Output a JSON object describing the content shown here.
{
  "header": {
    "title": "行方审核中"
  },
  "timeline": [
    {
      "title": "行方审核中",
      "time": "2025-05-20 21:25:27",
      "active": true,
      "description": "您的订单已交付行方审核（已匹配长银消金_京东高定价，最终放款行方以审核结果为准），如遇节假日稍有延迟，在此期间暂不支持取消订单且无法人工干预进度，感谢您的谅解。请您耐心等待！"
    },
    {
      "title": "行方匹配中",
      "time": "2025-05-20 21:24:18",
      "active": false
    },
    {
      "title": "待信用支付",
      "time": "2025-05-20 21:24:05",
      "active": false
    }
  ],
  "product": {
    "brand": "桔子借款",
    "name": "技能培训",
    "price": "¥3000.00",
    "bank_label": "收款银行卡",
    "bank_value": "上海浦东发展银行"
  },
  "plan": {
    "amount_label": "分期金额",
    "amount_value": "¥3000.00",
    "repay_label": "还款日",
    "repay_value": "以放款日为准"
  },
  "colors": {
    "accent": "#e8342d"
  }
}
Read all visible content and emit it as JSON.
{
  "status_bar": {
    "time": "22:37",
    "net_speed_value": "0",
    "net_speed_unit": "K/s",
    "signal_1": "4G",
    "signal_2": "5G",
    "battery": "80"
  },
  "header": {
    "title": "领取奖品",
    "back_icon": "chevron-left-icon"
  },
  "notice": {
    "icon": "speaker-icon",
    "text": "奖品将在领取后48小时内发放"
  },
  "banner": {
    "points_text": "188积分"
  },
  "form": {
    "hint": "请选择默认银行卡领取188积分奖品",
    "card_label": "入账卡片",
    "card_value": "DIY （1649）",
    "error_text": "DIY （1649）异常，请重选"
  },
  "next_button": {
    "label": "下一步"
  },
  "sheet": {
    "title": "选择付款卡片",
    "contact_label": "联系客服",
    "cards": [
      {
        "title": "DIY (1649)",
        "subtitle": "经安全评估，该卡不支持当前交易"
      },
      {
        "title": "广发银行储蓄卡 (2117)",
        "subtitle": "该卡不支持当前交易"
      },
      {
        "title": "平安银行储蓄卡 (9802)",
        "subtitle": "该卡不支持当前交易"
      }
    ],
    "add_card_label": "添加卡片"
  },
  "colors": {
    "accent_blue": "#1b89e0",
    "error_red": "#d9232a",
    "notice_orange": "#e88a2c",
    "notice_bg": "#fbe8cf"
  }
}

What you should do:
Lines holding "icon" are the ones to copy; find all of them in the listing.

Finished exercise:
    "back_icon": "chevron-left-icon"
    "icon": "speaker-icon",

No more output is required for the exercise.